I'm a friend of Allie Shep and, like her, my life HASN'T been one of hardship on the level of millions of women worldwide, some of whom have told their heartbreaking stories here.
And I'm not pretending it has been. My family had a small house, enough money to survive, and TWO bathrooms (one outside)! But, unlike Allie, I've had a sexist upbringing which I've had to fight against.
My story begins in 1990 Scotland. I was born to a god-fearing mother and an overbearing and angry (but not always with me!) father. My sister, A, had been born 19 months earlier; my brother, J, came along 3 years after me. Now, if you're thinking, maybe my parents wanted 1 son and1 daughter, and I was the 'unwanted' middle child, you'd be right. But no, I don't mean that I was ignored or scolded (not very often anyway), merely thought of after my sister and - ESPECIALLY - after my brother.
He was the pride of my parents (after all, he had his own "thimble", as my sister and I called it), and A was seen as his keeper; she looked after him when mum or dad were otherwise occupied. Of course, I also looked after him. By the time I was 6, I'd regularly washed his face, dressed him, tied his shoes, fed him, and helped him use the toilet (which was a continual joke between me and my sister - a 6 year old girl showing her brother how to pee!).
My father did love all of us, but if he only had time to converse with 2, it was my brother first, then my sister. He was interested in J's schoolwork and A's painting, but my increasing interest in books and poetry was of no concern to him.
And where was our mother? At work. My father more or less ran a printing company (yes really - so you'd think he'd have shown an interest in my hobbies), but he didn't make enough money to keep a wife and 3 children, so mum worked at a bakery 4 days a week. My sister was 8 by this time so she was responsible for myself and J getting home from school. Mrs Thomas next door 'looked out' for us when we were home.
My sister would find the food our mother had left for us, and she and I would prepare it, while J played with the boy next door. Quite likely he'd scrape his knee or cut his finger, so the first aid kit would be at the ready.
I would comfort him while A washed him and applied the plaster(s).
After tea the 2 bathrooms came into their own.
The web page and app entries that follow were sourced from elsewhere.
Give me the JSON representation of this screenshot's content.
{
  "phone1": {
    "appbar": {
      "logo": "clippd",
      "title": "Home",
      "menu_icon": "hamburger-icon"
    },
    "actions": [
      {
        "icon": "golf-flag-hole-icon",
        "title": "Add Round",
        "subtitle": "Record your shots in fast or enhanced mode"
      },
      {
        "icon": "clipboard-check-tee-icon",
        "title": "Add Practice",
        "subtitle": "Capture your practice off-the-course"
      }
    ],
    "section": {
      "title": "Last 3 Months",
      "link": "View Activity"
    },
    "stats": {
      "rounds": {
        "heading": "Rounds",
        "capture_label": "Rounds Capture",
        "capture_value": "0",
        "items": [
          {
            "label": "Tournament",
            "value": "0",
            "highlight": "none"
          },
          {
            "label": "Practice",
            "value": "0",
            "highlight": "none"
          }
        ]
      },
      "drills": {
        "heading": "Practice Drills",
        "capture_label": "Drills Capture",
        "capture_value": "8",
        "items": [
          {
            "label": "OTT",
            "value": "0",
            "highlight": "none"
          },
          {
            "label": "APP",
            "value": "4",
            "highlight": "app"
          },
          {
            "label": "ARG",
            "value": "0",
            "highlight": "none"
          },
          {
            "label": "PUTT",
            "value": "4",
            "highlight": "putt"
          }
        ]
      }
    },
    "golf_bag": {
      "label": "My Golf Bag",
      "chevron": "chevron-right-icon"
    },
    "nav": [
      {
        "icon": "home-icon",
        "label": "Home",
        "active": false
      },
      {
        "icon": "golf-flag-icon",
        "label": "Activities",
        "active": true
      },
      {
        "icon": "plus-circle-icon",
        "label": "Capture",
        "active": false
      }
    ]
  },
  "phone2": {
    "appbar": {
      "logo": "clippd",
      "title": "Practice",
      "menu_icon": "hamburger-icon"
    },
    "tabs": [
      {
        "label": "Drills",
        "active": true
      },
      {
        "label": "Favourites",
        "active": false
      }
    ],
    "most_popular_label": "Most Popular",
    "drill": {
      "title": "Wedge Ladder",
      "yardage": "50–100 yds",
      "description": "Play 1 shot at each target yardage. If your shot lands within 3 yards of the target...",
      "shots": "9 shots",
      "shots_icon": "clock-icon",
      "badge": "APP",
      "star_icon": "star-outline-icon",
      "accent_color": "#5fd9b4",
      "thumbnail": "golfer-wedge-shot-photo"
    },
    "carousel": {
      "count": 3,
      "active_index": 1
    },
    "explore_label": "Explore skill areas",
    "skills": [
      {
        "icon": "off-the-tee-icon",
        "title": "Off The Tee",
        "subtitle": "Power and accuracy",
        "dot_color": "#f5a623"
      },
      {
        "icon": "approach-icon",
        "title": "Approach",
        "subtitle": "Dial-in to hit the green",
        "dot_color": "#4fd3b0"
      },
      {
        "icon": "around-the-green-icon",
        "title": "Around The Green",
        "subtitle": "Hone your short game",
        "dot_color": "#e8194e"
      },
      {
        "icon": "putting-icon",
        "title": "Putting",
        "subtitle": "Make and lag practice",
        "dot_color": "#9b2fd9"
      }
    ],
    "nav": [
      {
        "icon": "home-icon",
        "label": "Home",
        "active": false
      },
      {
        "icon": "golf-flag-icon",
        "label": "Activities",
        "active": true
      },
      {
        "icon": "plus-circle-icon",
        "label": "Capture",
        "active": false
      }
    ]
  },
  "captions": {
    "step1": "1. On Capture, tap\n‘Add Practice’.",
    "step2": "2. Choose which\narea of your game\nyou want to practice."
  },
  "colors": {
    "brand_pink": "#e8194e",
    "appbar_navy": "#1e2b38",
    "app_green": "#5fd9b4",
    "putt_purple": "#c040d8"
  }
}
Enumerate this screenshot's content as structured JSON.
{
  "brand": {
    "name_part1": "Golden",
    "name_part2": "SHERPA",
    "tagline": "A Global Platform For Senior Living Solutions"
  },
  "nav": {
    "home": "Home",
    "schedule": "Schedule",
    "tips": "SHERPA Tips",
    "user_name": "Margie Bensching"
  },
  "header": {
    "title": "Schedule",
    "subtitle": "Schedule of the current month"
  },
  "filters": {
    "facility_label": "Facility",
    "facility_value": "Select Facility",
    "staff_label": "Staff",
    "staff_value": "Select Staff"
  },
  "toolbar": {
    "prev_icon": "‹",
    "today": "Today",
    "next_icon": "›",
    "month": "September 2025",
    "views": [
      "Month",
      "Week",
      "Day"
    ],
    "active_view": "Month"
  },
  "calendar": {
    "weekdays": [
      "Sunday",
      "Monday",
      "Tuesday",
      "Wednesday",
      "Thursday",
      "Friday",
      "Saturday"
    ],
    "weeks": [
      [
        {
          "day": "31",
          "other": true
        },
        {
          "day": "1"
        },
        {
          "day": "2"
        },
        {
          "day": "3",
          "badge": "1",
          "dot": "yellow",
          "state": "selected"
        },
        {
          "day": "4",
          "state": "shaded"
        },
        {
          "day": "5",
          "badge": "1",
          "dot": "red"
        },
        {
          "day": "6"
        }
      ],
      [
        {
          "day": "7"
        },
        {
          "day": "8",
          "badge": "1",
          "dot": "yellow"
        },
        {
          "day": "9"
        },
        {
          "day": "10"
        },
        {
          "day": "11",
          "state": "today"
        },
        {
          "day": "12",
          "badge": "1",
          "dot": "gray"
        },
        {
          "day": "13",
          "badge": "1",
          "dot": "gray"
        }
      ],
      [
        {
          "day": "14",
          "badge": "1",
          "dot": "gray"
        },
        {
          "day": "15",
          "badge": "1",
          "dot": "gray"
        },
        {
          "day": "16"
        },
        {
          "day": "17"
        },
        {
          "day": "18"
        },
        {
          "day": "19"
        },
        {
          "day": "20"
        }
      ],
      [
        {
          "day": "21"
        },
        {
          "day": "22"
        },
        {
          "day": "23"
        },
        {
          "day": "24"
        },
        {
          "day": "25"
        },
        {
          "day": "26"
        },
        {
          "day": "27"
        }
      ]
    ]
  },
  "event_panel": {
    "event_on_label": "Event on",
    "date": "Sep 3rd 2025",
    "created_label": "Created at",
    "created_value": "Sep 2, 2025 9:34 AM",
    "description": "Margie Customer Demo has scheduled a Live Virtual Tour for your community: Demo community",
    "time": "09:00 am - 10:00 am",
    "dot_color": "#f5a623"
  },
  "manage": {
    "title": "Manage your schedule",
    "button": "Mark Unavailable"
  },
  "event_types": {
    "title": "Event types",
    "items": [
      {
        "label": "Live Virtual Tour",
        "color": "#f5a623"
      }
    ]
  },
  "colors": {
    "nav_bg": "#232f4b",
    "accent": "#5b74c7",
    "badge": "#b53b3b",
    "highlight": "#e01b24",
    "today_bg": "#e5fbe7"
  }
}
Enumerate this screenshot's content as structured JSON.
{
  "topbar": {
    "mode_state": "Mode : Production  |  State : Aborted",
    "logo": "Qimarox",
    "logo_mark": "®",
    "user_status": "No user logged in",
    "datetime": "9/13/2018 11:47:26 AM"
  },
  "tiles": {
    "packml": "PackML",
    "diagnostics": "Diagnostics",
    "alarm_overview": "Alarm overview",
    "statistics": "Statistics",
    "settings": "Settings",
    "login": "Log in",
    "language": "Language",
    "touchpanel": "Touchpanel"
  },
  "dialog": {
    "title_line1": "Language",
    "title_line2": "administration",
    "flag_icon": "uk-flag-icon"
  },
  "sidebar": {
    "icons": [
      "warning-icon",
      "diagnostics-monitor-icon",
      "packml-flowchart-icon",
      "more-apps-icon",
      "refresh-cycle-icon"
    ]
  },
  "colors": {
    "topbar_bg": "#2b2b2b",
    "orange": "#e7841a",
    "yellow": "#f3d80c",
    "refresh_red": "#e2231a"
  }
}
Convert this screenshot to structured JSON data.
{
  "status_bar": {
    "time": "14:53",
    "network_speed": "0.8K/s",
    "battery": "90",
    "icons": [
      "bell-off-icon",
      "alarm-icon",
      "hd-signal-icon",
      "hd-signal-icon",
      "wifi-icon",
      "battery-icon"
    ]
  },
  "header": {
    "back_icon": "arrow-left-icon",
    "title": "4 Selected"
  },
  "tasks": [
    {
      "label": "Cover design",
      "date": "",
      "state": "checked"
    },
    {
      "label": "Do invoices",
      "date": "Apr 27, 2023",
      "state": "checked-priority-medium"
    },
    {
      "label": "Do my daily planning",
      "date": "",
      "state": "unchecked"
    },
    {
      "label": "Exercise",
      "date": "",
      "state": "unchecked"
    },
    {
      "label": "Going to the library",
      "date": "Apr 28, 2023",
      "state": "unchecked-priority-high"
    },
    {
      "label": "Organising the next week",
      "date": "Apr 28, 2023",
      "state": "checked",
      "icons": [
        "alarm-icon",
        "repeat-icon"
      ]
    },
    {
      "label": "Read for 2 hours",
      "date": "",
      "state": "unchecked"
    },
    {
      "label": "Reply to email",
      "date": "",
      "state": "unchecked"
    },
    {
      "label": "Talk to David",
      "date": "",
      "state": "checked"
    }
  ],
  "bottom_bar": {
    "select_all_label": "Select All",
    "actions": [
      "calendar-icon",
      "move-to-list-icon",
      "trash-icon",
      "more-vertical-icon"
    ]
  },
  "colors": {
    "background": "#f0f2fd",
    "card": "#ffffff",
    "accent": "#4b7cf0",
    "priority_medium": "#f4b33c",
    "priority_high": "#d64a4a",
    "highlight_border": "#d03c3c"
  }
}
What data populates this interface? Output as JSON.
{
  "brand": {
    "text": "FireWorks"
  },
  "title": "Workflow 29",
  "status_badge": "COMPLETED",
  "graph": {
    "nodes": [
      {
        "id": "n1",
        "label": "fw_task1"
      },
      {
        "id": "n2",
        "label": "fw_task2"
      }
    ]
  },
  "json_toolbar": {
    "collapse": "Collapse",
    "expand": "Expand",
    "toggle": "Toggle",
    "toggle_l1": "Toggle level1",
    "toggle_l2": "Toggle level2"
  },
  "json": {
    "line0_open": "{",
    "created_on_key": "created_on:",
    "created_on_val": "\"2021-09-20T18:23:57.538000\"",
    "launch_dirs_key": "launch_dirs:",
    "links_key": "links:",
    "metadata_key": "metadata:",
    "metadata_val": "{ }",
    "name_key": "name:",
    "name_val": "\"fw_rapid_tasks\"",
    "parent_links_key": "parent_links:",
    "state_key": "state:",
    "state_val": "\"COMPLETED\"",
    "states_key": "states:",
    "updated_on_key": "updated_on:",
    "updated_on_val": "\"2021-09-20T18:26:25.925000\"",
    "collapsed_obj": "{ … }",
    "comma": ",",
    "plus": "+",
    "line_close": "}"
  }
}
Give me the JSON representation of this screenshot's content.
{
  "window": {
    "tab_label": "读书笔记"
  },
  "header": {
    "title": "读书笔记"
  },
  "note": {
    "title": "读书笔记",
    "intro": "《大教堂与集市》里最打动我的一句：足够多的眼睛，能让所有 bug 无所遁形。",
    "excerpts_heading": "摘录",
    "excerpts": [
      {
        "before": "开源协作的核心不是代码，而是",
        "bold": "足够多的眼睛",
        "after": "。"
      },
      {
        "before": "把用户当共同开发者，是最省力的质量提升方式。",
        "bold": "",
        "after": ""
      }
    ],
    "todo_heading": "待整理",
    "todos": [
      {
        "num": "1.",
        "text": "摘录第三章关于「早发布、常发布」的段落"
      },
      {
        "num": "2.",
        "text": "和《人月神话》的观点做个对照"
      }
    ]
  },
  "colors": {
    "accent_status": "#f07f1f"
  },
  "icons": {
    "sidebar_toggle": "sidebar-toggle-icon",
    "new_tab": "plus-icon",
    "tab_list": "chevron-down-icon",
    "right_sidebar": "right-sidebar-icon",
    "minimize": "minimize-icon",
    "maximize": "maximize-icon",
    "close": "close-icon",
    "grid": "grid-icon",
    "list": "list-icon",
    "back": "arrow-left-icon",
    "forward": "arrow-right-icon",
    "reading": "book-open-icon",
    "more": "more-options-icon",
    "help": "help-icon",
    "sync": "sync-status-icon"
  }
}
The primitive one outside had no hot water, so was of course the one I used! But that did at least mean I had time for a cold (or maybe lukewarm) shower or to wash my hair without any interruptions.
The indoor one was of course fit for J to be bathed by A, so she ensured that he was spotless (and had emptied his bladder) before he went to bed.
And when he was finally IN bed, A and I would talk. At first it was everyday things (TV, school, colours) but soon we started to discuss our positions within the family.
"I'm a slave, you're a sub-slave", said my sister one evening.
I think it was that simple sentence which made me realise 'our lot' in life - to help our parents AND our brother, to help our parents RAISE our brother, to then marry, have children ourselves and start the circle all over again with our girl-children working as slaves to our boy-children.
And no girl ever getting thanked for it!
We were cruder than that then. She and I referred to girls and boys as sits and stands - and we took that analogy to extremes - girls and women sit because they're worn out looking after boys and men, and are then supposed to simply watch and praise the adventures their brothers and husbands have while standing. (You see, you thought I was being rude!)
And, 18 years later, that still seems to be the case. I'm now a (trainee) lawyer, but my parents and other relatives still expect me to find Prince Charming and have children - then "give up" work ("lawyers are men" as my mother once said) and look after them - the children AND my parents.
So my struggle isn't one of poverty or personal assaults (and I would never compare it with some of the stories on here), but it is one of comparable hardship just BECAUSE I was born female.